Work order – When a line in the listing below contains the word "There", return a copy of that line.

Source data –
= = =

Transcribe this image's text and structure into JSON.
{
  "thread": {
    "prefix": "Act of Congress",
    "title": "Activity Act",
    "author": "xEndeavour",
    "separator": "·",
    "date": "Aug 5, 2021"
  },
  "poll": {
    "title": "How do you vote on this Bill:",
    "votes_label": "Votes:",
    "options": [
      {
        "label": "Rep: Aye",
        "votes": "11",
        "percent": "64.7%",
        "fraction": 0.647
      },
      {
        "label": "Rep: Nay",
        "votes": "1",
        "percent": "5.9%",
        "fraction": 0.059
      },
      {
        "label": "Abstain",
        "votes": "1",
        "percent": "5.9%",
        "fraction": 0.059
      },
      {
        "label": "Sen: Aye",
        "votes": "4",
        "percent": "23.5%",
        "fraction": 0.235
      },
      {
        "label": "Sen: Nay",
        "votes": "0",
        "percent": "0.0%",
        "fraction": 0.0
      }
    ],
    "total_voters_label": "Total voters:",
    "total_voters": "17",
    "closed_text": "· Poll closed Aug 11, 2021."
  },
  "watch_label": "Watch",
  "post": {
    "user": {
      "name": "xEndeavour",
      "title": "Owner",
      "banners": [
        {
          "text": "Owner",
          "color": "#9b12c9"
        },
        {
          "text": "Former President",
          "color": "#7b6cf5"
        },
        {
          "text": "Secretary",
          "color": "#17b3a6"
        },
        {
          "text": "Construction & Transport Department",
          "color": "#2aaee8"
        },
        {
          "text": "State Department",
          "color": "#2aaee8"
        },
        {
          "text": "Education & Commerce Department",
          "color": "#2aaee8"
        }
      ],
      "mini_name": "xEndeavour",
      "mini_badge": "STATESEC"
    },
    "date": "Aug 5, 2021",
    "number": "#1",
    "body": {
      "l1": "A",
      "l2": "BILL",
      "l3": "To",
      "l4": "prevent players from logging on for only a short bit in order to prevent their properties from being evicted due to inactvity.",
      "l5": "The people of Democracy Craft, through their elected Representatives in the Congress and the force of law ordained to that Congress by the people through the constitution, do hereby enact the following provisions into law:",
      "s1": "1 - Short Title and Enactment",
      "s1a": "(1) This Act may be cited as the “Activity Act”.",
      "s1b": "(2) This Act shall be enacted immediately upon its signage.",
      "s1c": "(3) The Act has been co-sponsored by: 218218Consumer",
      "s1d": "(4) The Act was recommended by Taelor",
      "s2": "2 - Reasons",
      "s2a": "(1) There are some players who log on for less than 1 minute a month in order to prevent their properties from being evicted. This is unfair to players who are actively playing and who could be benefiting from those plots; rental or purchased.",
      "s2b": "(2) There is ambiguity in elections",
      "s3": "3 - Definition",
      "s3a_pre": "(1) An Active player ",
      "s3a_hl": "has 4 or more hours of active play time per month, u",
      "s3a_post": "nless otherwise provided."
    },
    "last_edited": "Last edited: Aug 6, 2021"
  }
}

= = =

Exercise answer –
      "s2a": "(1) There are some players who log on for less than 1 minute a month in order to prevent their properties from being evicted. This is unfair to players who are actively playing and who could be benefiting from those plots; rental or purchased.",
      "s2b": "(2) There is ambiguity in elections",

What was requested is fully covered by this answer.